Criminal and terrorist networks are evolving "out of view" of U.S. intelligence and increasingly cooperating to achieve their goals, according to a new document from the U.S. military that calls for a better coordinated effort between the Pentagon and other government agencies to counter threat networks.
It is becoming increasingly difficult for the United States to deter threats from transnational networks such as terrorist organizations and groups trafficking illicit goods, according to the document from the Joint Chiefs of Staff published in late December.
The Joint Publication 3-25, which was recently highlighted by the Federation of American Scientists, evaluated the United States' efforts to counter networks threatening U.S. interests at home and abroad, calling for more interagency work and partnerships with international organizations and allies to deter them.
"Traditional threats like insurgencies and criminal gangs have been exploiting weak or corrupt governments for years, but the rise of transnational extremists and their active cooperation with traditional threats has changed the global dynamic," the document dated Dec. 21, 2016, stated. "Successful deterrence and elimination of these illicit networks is more complicated and less predictable than in the past."
"Threat networks will adapt rapidly and sometimes ‘out of view' of intelligence collection efforts," the document stated. "Intelligence sharing between USG [U.S. government] departments and agencies and PNs [partner nations] is vital. This must be complemented by integrated planning and execution to achieve the optimal operational tempo to defeat threats."
Threat networks include insurgent and terrorist groups such as al Qaeda and the Islamic State, as well as transnational criminal organizations and local criminal networks trafficking drugs, illicit arms, or people.

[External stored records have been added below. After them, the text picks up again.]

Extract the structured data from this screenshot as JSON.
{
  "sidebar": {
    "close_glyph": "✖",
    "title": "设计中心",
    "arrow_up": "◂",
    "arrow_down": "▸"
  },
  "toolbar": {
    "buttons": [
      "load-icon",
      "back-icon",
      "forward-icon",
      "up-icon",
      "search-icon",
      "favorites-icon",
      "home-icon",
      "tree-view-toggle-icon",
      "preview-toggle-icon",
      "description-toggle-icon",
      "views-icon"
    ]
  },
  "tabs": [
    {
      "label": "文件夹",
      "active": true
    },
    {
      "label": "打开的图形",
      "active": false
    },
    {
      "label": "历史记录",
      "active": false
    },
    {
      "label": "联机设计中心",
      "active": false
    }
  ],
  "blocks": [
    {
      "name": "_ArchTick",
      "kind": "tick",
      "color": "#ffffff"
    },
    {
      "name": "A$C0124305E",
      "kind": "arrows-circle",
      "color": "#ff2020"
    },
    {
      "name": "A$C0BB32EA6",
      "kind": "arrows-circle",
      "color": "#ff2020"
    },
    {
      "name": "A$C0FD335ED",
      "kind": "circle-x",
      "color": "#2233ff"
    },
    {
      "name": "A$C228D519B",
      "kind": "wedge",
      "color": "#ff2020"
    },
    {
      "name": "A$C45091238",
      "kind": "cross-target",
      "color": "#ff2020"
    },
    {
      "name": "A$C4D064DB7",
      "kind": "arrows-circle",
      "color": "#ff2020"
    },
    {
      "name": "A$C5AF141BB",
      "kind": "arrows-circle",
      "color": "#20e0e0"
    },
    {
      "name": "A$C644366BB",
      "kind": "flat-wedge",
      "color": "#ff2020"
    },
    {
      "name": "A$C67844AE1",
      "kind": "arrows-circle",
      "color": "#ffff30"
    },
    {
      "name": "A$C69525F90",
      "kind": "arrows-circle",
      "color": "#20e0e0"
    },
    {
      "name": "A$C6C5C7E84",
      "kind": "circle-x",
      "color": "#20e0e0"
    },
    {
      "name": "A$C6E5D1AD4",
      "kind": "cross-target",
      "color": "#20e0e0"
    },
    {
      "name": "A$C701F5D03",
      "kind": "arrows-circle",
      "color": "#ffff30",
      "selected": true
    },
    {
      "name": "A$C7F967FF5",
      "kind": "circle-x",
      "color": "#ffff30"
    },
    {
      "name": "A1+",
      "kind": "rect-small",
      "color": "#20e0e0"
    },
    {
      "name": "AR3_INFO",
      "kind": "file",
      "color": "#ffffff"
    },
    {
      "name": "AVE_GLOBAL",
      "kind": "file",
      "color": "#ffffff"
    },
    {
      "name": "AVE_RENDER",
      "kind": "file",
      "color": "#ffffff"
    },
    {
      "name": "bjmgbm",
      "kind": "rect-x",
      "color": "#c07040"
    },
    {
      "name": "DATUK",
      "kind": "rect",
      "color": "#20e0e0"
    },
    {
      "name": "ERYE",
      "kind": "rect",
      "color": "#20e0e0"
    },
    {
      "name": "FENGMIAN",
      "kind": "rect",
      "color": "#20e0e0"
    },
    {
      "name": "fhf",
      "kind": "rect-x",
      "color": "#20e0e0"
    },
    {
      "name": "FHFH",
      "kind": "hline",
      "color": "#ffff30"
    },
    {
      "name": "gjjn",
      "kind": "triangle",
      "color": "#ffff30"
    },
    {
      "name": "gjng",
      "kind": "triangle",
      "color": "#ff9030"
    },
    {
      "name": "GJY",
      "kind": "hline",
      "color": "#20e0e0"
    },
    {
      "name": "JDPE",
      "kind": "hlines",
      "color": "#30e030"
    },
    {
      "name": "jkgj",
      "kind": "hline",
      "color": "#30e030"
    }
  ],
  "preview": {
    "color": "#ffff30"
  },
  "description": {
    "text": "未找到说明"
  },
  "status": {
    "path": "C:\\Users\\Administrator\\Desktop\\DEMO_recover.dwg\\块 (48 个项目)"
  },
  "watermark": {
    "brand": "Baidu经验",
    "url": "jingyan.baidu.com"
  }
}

The military document was published before the inauguration of President Donald Trump, who has made building a wall at the southern border a key prong of his plan to stymie the flow of illegal substances and people into the United States. Trump has also pledged to "knock" out ISIS from its territory in Syria and Iraq, though his strategy for doing so remains unclear.
Secretary of Defense James Mattis and Secretary of Homeland Security John Kelly—both of whom were confirmed last week—will together be responsible for defending the United States and forces abroad from threat networks.
Increasingly, these networks have worked together to achieve their objectives, leading the intelligence community to label the convergence of terror, criminal, and insurgent networks a key national security threat.
"Conflict in Iraq and Afghanistan has seen a substantial increase in the cooperative arrangements of illicit networks to further their respective interests," the Joint Chiefs document stated. "From the Taliban renting their forces out to provide security for drug operations to al-Qaida using criminal organizations to smuggle resources, temporary cooperative arrangements are now a routine aspect of CTN [countering threat networks] operations."
The document said that such cooperation has not kept up with the evolving threat from terrorist and criminal networks. In it, military leaders also recommend the creation of a "joint interagency coordination group" to streamline operations against threat networks across government entities, including the Pentagon.
"Operations against threat networks require unity of effort across the USG and multiple authorities outside DOD. Multiple instruments of national power will be operating in close proximity and often conducting complementary activities across the strategic, operational, and tactical levels," the document stated.
"In order to integrate, deconflict, and synchronize the activities of these multiple entities, the commander should form a joint interagency coordination group, with representatives from all participants operating in or around the operational area."
The senior military leaders of the Joint Chiefs of Staff, chaired by Gen. Joseph Dunford, advise the president, defense secretary, and National Security Council on defense matters.